Stored records
↓↓↓

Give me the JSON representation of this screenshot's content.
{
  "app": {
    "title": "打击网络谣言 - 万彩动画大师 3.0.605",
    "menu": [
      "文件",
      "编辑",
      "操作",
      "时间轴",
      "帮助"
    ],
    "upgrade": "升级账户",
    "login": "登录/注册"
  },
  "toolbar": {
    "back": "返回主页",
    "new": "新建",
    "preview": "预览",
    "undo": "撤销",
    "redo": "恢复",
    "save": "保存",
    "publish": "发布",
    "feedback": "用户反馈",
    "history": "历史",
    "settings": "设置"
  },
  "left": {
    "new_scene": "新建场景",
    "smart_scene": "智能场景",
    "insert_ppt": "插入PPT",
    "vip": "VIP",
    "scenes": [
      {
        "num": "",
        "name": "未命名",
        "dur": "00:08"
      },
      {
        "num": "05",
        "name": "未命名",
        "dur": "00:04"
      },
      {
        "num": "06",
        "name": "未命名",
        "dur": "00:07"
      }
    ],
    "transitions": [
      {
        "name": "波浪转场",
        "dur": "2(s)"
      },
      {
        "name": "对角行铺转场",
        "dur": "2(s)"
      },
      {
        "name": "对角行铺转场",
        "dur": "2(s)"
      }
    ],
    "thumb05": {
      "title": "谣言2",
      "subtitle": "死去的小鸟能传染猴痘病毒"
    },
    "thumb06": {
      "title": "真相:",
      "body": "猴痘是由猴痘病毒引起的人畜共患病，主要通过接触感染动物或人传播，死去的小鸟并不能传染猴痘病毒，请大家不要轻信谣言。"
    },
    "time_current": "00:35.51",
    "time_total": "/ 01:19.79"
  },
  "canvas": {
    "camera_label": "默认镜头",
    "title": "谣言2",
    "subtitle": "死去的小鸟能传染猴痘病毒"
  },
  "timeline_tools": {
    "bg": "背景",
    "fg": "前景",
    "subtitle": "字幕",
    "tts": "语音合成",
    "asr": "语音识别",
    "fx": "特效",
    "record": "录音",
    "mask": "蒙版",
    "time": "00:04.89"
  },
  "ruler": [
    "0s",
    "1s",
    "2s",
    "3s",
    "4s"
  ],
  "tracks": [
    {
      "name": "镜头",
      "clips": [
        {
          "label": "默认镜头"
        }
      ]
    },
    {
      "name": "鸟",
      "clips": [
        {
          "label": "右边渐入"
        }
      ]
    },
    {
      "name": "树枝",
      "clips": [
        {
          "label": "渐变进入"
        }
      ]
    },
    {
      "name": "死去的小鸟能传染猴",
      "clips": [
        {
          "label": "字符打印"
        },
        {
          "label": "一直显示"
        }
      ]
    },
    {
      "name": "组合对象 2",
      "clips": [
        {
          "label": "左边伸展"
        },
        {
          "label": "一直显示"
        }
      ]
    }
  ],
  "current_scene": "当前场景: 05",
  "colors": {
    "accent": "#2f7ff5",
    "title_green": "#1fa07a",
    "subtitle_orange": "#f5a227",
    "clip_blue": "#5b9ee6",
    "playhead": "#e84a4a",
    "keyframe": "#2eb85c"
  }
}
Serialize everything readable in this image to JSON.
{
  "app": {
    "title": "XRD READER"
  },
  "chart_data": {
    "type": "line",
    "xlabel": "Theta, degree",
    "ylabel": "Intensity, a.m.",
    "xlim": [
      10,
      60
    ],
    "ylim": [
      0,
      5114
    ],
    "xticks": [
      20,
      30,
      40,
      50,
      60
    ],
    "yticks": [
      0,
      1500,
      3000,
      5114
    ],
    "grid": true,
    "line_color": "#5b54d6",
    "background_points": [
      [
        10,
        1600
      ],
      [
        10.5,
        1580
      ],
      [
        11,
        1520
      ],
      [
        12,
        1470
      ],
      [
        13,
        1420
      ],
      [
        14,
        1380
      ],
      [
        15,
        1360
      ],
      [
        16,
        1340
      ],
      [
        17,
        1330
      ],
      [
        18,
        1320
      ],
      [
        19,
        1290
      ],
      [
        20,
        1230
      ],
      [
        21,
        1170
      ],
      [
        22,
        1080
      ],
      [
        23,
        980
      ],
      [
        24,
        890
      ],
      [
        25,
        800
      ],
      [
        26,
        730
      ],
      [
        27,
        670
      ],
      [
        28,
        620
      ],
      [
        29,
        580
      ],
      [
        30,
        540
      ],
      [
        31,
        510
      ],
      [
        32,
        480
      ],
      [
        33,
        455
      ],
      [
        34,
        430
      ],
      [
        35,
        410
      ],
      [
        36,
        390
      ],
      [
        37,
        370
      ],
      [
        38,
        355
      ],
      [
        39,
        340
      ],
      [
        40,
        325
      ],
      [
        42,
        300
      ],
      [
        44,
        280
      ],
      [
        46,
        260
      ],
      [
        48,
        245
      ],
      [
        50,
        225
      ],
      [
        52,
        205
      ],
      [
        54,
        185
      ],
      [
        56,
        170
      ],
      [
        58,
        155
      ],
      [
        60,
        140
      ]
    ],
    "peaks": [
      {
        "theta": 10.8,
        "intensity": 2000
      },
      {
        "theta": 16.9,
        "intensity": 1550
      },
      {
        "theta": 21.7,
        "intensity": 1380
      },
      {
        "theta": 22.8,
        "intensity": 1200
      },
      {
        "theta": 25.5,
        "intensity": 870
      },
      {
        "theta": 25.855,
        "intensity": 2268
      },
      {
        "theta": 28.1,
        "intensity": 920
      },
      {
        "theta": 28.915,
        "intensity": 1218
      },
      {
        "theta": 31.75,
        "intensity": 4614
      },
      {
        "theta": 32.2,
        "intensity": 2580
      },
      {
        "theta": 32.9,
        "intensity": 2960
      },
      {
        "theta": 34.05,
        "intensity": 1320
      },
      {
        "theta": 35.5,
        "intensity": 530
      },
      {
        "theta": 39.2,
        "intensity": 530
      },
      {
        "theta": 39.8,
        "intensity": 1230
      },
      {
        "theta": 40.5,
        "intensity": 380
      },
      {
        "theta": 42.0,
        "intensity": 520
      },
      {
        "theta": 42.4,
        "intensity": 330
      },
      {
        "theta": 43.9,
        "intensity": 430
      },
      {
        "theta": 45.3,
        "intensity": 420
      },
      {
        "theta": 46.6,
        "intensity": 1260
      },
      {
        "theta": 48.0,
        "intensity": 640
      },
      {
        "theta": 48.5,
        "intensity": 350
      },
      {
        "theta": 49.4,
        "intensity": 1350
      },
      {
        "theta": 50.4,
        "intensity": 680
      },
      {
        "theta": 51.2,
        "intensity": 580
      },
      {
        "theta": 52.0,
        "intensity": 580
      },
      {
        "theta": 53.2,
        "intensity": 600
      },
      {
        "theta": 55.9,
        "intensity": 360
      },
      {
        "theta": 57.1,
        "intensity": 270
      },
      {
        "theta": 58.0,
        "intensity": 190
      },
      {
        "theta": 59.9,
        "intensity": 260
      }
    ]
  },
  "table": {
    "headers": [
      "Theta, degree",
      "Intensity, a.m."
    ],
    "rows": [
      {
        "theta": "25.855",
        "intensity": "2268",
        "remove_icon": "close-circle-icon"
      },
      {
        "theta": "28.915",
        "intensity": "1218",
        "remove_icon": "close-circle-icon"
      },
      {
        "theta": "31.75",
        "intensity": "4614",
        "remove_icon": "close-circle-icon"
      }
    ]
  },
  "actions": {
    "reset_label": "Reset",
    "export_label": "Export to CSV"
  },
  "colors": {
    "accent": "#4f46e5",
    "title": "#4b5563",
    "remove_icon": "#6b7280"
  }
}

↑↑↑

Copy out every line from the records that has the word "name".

        "name": "未命名",
        "name": "未命名",
        "name": "未命名",
        "name": "波浪转场",
        "name": "对角行铺转场",
        "name": "对角行铺转场",
      "name": "镜头",
      "name": "鸟",
      "name": "树枝",
      "name": "死去的小鸟能传染猴",
      "name": "组合对象 2",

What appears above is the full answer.